It gets better.
Sprint tells her that she can’t pay the balance right then and there by phone, and she can’t add it to the balance of her new account, she has to drive to a Sprint store and pay it in person. The customer flips Sprint the bird and hangs up.
And then she blogs it. http://www.sportingnews.com/blog/HotfootLori/159019
Now, Sprint has a story burning a wildfire through the blogosphere highlighting bureaucratic incompetence. The company spends hundreds of millions on advertising, and now their bureaucratic bungling results in a free windfall of earned media for their competitors. I’d love to see an economist calculate the ultimate cost of that $.04 decision.
Update: I was contacted by a Sprint representative within 24 hours of writing this post, and given information that has been posted by the same representative in the comments below.

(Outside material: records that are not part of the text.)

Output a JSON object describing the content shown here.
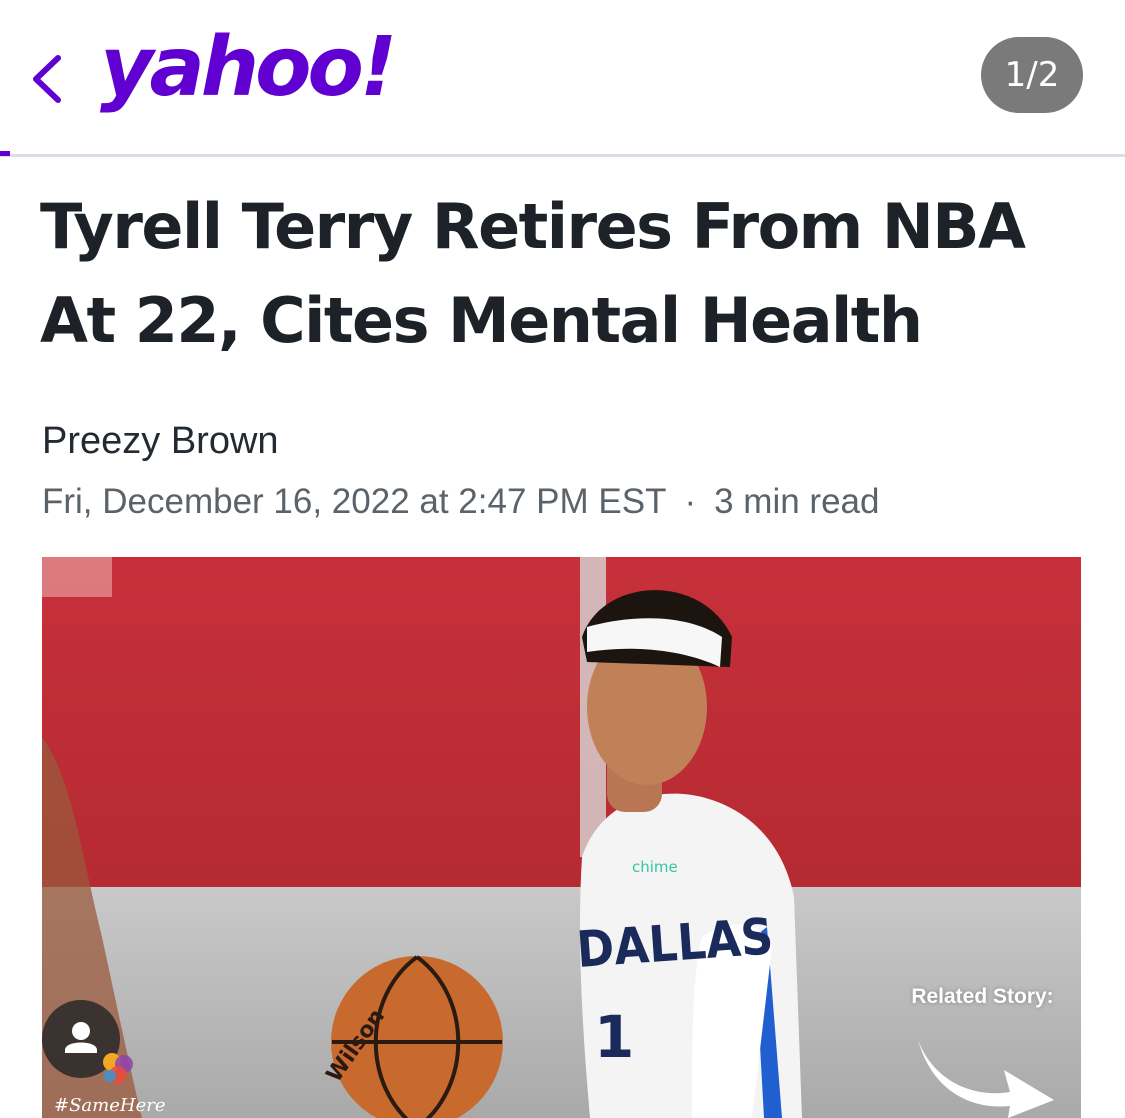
{
  "header": {
    "back_icon": "chevron-left-icon",
    "logo_text": "yahoo!",
    "page_indicator": "1/2",
    "brand_color": "#6001d2"
  },
  "article": {
    "headline_line1": "Tyrell Terry Retires From NBA",
    "headline_line2": "At 22, Cites Mental Health",
    "author": "Preezy Brown",
    "date": "Fri, December 16, 2022 at 2:47 PM EST",
    "separator": "·",
    "read_time": "3 min read"
  },
  "hero": {
    "jersey_text": "DALLAS",
    "jersey_number": "1",
    "sponsor_text": "chime",
    "ball_text": "Wilson",
    "related_label": "Related Story:",
    "tag_text": "#SameHere",
    "avatar_icon": "user-icon",
    "arrow_icon": "arrow-right-icon"
  }
}
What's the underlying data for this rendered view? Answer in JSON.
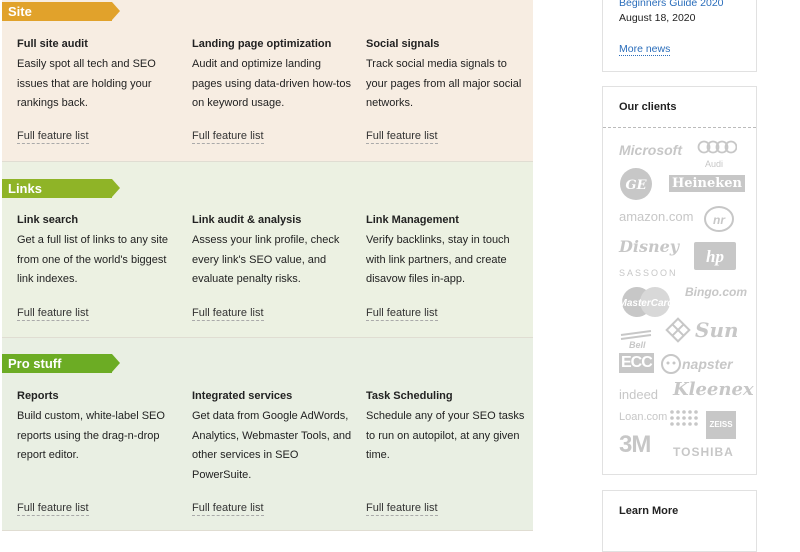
{
  "sections": [
    {
      "tag": "Site",
      "features": [
        {
          "title": "Full site audit",
          "desc": "Easily spot all tech and SEO issues that are holding your rankings back.",
          "link": "Full feature list"
        },
        {
          "title": "Landing page optimization",
          "desc": "Audit and optimize landing pages using data-driven how-tos on keyword usage.",
          "link": "Full feature list"
        },
        {
          "title": "Social signals",
          "desc": "Track social media signals to your pages from all major social networks.",
          "link": "Full feature list"
        }
      ]
    },
    {
      "tag": "Links",
      "features": [
        {
          "title": "Link search",
          "desc": "Get a full list of links to any site from one of the world's biggest link indexes.",
          "link": "Full feature list"
        },
        {
          "title": "Link audit & analysis",
          "desc": "Assess your link profile, check every link's SEO value, and evaluate penalty risks.",
          "link": "Full feature list"
        },
        {
          "title": "Link Management",
          "desc": "Verify backlinks, stay in touch with link partners, and create disavow files in-app.",
          "link": "Full feature list"
        }
      ]
    },
    {
      "tag": "Pro stuff",
      "features": [
        {
          "title": "Reports",
          "desc": "Build custom, white-label SEO reports using the drag-n-drop report editor.",
          "link": "Full feature list"
        },
        {
          "title": "Integrated services",
          "desc": "Get data from Google AdWords, Analytics, Webmaster Tools, and other services in SEO PowerSuite.",
          "link": "Full feature list"
        },
        {
          "title": "Task Scheduling",
          "desc": "Schedule any of your SEO tasks to run on autopilot, at any given time.",
          "link": "Full feature list"
        }
      ]
    }
  ],
  "sidebar": {
    "news": {
      "title": "Beginners Guide 2020",
      "date": "August 18, 2020",
      "more": "More news"
    },
    "clients": {
      "heading": "Our clients",
      "logos": [
        "Microsoft",
        "Audi",
        "GE",
        "Heineken",
        "amazon.com",
        "nr",
        "Disney",
        "hp",
        "SASSOON",
        "MasterCard",
        "Bingo.com",
        "Sun",
        "Bell",
        "ECC",
        "napster",
        "indeed",
        "Kleenex",
        "Loan.com",
        "ZEISS",
        "3M",
        "TOSHIBA"
      ]
    },
    "learn": {
      "heading": "Learn More"
    }
  }
}
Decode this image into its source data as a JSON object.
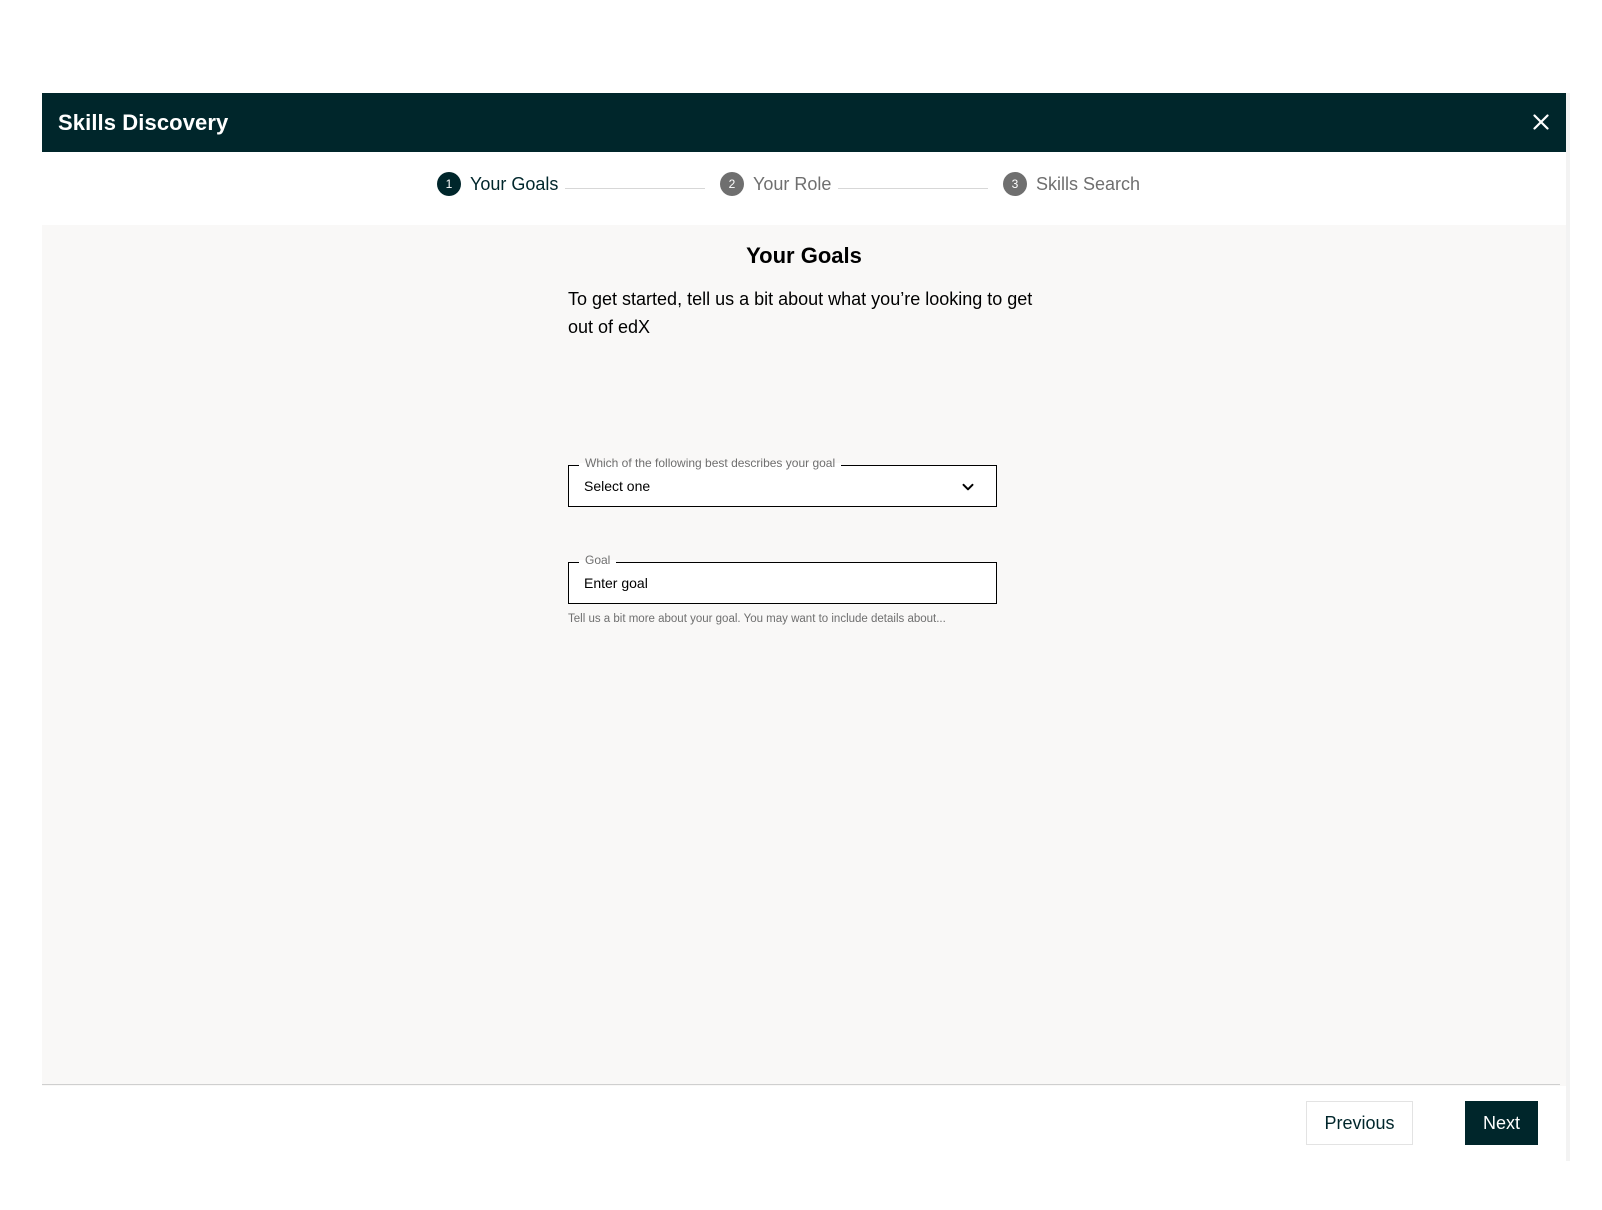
{
  "modal": {
    "title": "Skills Discovery",
    "close_icon": "close-icon"
  },
  "stepper": {
    "steps": [
      {
        "number": "1",
        "label": "Your Goals",
        "active": true
      },
      {
        "number": "2",
        "label": "Your Role",
        "active": false
      },
      {
        "number": "3",
        "label": "Skills Search",
        "active": false
      }
    ]
  },
  "main": {
    "title": "Your Goals",
    "intro": "To get started, tell us a bit about what you’re looking to get out of edX",
    "goal_select": {
      "label": "Which of the following best describes your goal",
      "value": "Select one",
      "icon": "chevron-down-icon"
    },
    "goal_input": {
      "label": "Goal",
      "placeholder": "Enter goal",
      "help": "Tell us a bit more about your goal. You may want to include details about..."
    }
  },
  "footer": {
    "previous_label": "Previous",
    "next_label": "Next"
  },
  "colors": {
    "brand_dark": "#00262b",
    "inactive_gray": "#6f6f6f",
    "body_bg": "#f9f8f7"
  }
}
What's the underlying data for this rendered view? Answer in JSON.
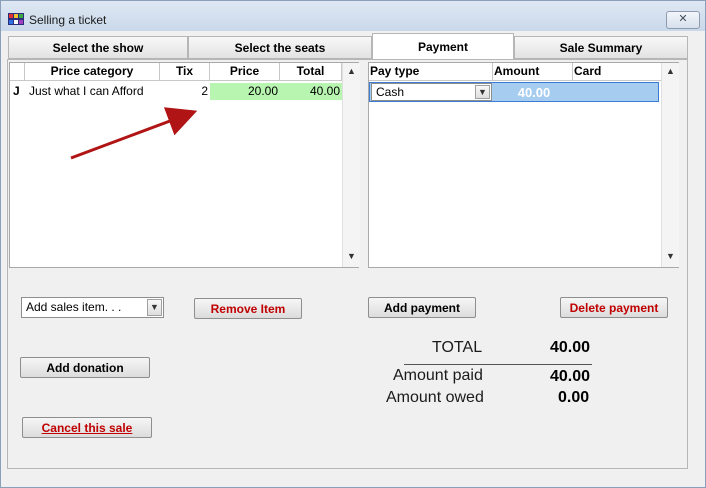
{
  "window": {
    "title": "Selling a ticket",
    "close_glyph": "✕"
  },
  "tabs": [
    {
      "label": "Select the show"
    },
    {
      "label": "Select the seats"
    },
    {
      "label": "Payment",
      "active": true
    },
    {
      "label": "Sale Summary"
    }
  ],
  "items_grid": {
    "columns": [
      "",
      "Price category",
      "Tix",
      "Price",
      "Total"
    ],
    "rows": [
      {
        "marker": "J",
        "category": "Just what I can Afford",
        "tix": "2",
        "price": "20.00",
        "total": "40.00"
      }
    ]
  },
  "payments_grid": {
    "columns": [
      "Pay type",
      "Amount",
      "Card"
    ],
    "rows": [
      {
        "pay_type": "Cash",
        "amount": "40.00",
        "card": ""
      }
    ]
  },
  "buttons": {
    "add_sales_item": "Add sales item. . .",
    "remove_item": "Remove Item",
    "add_payment": "Add payment",
    "delete_payment": "Delete payment",
    "add_donation": "Add donation",
    "cancel_sale": "Cancel this sale"
  },
  "summary": {
    "total_label": "TOTAL",
    "total_value": "40.00",
    "paid_label": "Amount paid",
    "paid_value": "40.00",
    "owed_label": "Amount owed",
    "owed_value": "0.00"
  },
  "icons": {
    "app": "app-icon",
    "close": "close-icon",
    "scroll_up": "▲",
    "scroll_down": "▼",
    "dropdown": "▼"
  },
  "colors": {
    "price_cell_bg": "#b8f5b0",
    "selected_row_bg": "#a6ccef",
    "danger_text": "#c00000",
    "arrow": "#b01414"
  }
}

He sought to inform me about Sprint’s side of the story, but did not ask me to remove the post. Later, in the comments below, after more information about the story came to light, he suggested I might want to change the title of the post. But honestly, I don’t think that’s the best course of action to take. I think Sprint has demonstrated that, at least on the social media side, they’ve done a very good job of tackling this issue head on, and I think it’s the whole story, in context, that marketers should get, and not just the outcome. We can argue about what Sprint might have done differently to avoid this problem in the first place, but once the ball was in play, I think Sprint’s marketing executed well, and I think the post should remain as a case study.